David Frum February 23rd, 2011 at 11:18 pm 58 Comments

What you are watching in Wisconsin is your future.

Since 2007, Americans have lost trillions of dollars in wealth. And ever since, we’ve been arguing about who should pay and who should be protected.

Wisconsin represents the next — and most painful — round of the argument. During the good years, states and cities made retirement promises to their workers. When you total all the promises – and compare them to the money set aside to pay the promises — you reach a gap of more than $1 trillion, according to the Pew Center on the States.

Where did the trillion go? Some was lost in the declining value of investments after the dot-com crash in 2000 and the financial crisis of 2008. Some of the trillion was unexpectedly added as rising health-care costs inflated the projected costs of state-worker retirements. But the largest part of the trillion dollar gap was accumulated by wishful thinking and political cowardice: States making workers happy by promising them payouts in the future, and trying to keep taxpayers happy by neglecting to set aside the necessary funding in the here and the now.

So, now a question: out of whose pockets should that trillion come? Should state workers be disappointed? Or should taxpayers pay?

There’s no ready answer to the question.

State workers have some valid complaints: states made contracts with them, they relied on the contracts, and now they expect the contracts to be honored. But taxpayers have a complaint too: Private-sector workers earn less than government workers. They enjoy less job security. And now they’re expected to pay an unbudgeted extra trillion in taxes to support the superior health and retirement packages of the public sector?

If there’s no ready answer, then how is the issue to be settled?

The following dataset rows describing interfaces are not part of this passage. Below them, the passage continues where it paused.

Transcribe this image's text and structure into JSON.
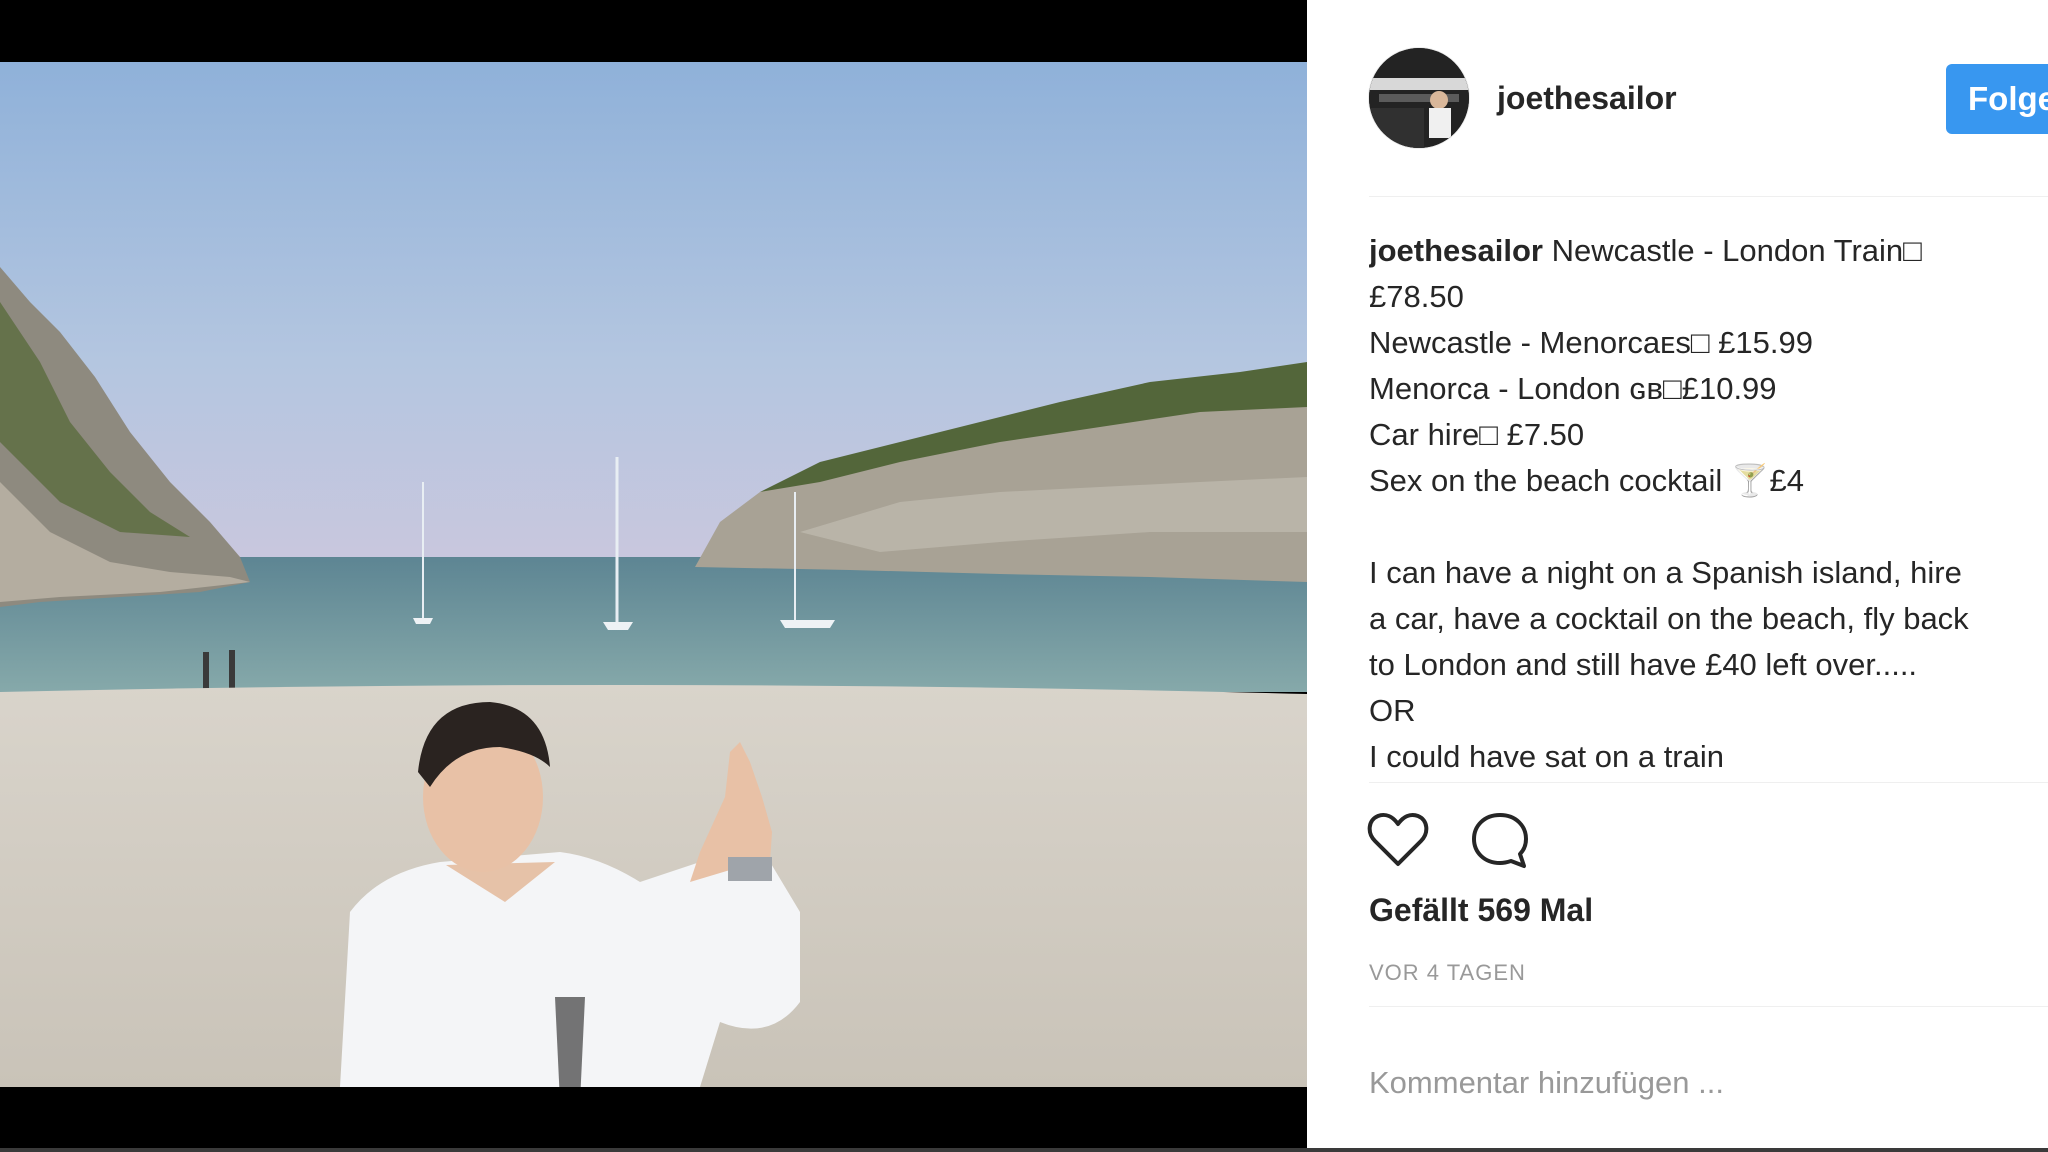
{
  "post": {
    "username": "joethesailor",
    "follow_label": "Folge",
    "caption": {
      "user": "joethesailor",
      "line1": " Newcastle - London Train□",
      "line2": "£78.50",
      "line3": "Newcastle - Menorcaᴇѕ□  £15.99",
      "line4": "Menorca - London ɢʙ□£10.99",
      "line5": "Car hire□  £7.50",
      "line6": "Sex on the beach cocktail 🍸£4",
      "line7": "I can have a night on a Spanish island, hire",
      "line8": "a car, have a cocktail on the beach, fly back",
      "line9": "to London and still have £40 left over.....",
      "line10": "OR",
      "line11": "I could have sat on a train"
    },
    "likes_text": "Gefällt 569 Mal",
    "timestamp": "VOR 4 TAGEN",
    "comment_placeholder": "Kommentar hinzufügen ..."
  },
  "icons": {
    "like": "heart-icon",
    "comment": "comment-bubble-icon"
  },
  "colors": {
    "follow_button": "#3897f0",
    "text": "#262626",
    "muted": "#999999"
  }
}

In the New York Times this week, David Brooks offered a wise ideal: “The cuts have to be spread more or less equitably among as many groups as possible. There will never be public acceptance if large sectors of society are excluded.  … [T]here is going to have to be a credible evaluation process to explain why some things are cut and some things aren’t. … The process has to be balanced. It has to make everybody hurt.”

Brooks describes exactly how the job of adjustment should be done. He also is describing exactly how the job won’t be done. The United States is not the country of rational and disinterested decision-making for which Brooks and so many others yearn. Maybe it once was that country, but it is not that country now. As we have seen through the debate over TARP, over stimulus, over healthcare – and now over public-sector pensions — whoever can muster the more powerful interest groups, whoever can mobilize more public anger, that side gets its way.

Bondholders have more muscle than mortgaged homeowners. Seniors have more muscle than the young. Upper-income taxpayers have more muscle than the unemployed.

So those first three groups usually win, and the latter three groups usually lose.

The public-sector workers of Wisconsin have learned that lesson, and they are adapting it. They want to break Gov. Scott Walker before he breaks them. They chant slogans about justice. But there is no justice, there is only muscle. The unions are flexing to test how much muscle they have. The taxpayers of Wisconsin — and all the other states to which this battle will soon come — have no choice but to do the same.

Originally published in The Week.